Chai Feldblum, a Georgetown University law professor who was one of the chief drafters of the ADA, said its language was modeled after a 17-year-old disability law that had been interpreted to cover not only traditional categories but also conditions like epilepsy and bad backs, largely excluded by rulings of the last few years. “It never occurred to us that those words would be applied with such constricted interpretations,” she said. “Congress intended to cover people with a range of health conditions without much lawyer time spent on how disabling the impairment was.”
On the employers’ side, attorney Alvarez said the court was upholding congressional intent. He noted that the ADA, unlike other civil rights laws, requires employers to work with employees on adjustments that might keep them on the job, like adaptive equipment and new assignments.
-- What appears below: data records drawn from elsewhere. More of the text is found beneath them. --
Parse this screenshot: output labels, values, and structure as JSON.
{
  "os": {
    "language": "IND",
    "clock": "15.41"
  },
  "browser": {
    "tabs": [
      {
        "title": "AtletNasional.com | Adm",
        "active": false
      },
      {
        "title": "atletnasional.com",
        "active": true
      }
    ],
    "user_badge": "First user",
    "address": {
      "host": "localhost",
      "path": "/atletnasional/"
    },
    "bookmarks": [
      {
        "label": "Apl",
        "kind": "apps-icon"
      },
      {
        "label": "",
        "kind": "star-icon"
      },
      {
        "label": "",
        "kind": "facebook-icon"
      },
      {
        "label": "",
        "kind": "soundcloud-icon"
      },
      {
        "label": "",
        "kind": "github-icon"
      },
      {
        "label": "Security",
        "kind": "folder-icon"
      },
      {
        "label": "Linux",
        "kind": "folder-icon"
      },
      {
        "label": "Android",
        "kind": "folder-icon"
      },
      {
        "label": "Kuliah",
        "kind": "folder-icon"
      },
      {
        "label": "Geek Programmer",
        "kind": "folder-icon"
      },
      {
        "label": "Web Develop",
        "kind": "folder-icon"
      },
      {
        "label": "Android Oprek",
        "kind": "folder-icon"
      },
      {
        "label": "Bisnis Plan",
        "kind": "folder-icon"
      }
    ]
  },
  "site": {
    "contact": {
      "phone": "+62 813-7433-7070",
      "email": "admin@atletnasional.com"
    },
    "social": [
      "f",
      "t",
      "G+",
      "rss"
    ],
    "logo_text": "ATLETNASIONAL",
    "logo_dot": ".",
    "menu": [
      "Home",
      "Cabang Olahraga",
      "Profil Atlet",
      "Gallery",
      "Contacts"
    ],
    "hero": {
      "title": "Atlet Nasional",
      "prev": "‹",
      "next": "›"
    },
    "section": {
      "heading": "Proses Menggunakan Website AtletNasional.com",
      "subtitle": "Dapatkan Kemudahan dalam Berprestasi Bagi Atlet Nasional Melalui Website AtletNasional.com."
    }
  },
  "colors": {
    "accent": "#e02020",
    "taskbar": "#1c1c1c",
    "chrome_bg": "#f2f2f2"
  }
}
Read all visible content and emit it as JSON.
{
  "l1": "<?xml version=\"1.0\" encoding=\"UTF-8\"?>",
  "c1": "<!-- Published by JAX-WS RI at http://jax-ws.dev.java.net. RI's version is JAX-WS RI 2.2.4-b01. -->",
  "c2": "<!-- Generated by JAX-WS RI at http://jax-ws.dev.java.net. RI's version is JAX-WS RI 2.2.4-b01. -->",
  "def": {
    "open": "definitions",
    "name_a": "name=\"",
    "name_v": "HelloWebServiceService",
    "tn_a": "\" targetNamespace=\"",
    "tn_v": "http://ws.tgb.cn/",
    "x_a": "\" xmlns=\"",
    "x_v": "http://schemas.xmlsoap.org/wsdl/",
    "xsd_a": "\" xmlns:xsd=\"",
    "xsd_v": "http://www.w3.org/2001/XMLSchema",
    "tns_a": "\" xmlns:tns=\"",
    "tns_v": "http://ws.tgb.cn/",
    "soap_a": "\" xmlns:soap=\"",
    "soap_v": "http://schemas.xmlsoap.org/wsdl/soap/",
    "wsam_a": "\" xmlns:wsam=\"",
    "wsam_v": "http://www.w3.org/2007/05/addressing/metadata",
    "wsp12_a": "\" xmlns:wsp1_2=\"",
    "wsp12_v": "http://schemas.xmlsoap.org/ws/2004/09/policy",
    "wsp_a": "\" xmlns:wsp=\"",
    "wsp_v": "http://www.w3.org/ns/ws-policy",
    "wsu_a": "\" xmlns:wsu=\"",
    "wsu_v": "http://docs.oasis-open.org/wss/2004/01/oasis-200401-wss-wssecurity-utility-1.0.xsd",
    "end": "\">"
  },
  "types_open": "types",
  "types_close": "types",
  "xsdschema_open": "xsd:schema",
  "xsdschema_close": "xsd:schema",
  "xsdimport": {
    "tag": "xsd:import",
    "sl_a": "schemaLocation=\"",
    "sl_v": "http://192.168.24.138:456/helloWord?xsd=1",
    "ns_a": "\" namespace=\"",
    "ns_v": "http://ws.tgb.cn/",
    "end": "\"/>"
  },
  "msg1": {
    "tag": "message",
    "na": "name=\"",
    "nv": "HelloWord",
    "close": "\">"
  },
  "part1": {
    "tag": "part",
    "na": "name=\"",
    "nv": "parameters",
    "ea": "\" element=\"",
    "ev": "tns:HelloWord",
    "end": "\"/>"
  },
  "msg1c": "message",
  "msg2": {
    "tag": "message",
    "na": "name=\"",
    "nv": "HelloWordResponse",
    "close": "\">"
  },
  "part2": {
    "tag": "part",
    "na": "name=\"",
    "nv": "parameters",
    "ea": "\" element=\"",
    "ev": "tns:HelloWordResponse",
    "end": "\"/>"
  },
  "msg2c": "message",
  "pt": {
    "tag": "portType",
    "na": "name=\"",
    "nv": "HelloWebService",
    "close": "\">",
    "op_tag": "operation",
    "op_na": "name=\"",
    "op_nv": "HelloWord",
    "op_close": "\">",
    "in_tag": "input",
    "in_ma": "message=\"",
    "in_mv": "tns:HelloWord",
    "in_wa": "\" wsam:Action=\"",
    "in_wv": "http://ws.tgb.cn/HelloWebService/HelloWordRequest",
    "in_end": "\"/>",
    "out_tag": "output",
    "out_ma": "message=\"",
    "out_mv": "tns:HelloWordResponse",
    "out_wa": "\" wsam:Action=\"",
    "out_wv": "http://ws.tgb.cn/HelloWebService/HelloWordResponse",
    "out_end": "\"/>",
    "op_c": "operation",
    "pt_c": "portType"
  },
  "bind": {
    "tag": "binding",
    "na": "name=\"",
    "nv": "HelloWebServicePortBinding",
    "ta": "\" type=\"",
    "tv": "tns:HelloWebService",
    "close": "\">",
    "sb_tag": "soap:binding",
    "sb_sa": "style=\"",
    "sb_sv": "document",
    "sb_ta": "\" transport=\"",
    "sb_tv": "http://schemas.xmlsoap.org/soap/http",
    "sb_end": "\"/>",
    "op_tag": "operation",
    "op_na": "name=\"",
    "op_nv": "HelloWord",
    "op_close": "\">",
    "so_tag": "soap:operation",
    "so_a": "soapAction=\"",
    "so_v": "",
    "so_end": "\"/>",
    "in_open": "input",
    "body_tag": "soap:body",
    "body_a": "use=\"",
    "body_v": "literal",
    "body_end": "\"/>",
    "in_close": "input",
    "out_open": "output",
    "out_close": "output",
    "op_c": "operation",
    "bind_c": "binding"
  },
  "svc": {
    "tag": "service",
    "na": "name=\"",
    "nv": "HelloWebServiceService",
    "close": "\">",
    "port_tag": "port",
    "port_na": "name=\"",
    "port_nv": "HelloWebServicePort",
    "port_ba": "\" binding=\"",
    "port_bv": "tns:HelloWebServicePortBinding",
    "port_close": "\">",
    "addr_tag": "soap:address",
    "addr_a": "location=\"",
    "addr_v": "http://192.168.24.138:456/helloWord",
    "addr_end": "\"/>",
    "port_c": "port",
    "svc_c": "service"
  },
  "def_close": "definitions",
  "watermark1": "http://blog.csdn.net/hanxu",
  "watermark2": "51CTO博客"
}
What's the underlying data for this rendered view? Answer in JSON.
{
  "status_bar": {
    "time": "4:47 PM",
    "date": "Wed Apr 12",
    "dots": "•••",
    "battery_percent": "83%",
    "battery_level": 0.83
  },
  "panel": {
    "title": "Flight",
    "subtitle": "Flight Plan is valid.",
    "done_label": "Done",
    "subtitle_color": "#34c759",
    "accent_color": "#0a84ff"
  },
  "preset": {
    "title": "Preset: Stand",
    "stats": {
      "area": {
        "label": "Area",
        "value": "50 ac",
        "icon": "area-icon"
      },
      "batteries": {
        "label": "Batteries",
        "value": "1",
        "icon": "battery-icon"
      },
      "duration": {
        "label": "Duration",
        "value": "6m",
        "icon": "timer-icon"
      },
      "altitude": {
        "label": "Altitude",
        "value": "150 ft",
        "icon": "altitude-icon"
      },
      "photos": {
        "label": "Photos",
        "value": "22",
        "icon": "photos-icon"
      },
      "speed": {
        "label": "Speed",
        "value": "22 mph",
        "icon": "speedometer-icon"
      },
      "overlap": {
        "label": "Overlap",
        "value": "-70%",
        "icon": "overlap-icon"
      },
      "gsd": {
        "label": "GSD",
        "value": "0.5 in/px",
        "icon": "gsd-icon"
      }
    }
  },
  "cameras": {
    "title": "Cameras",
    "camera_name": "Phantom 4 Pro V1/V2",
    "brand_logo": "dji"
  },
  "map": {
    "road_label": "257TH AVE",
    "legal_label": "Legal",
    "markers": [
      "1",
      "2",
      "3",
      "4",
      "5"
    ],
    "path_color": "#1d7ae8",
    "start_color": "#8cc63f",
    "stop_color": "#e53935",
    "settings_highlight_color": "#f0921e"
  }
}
The court is “just trying to make sure it isn’t used in so many circumstances that it becomes meaningless,” he said. “Truly disabled people need that process. You don’t want it diluted.”
Lawyers on both sides say the Supreme Court rulings underscore the importance of California’s disability rights law, which covers a wider range of conditions than the court-interpreted ADA and contains none of the court’s restrictions on damage suits.
The nation’s high court has not yet accepted any ADA cases for review in the term that starts in October, though lawyers for Disability Rights Advocates spoke nervously about a Cleveland case that could give the justices a chance to further restrict ADA suits against states.
Looking ahead more hopefully, the plaintiffs’ lawyers recalled 1987 and 1991, when Congress rewrote laws on sex and race discrimination to undo restrictive Supreme Court rulings.
Said Paradis of Disability Rights Advocates: “It may be time for an ADA Restoration Act.”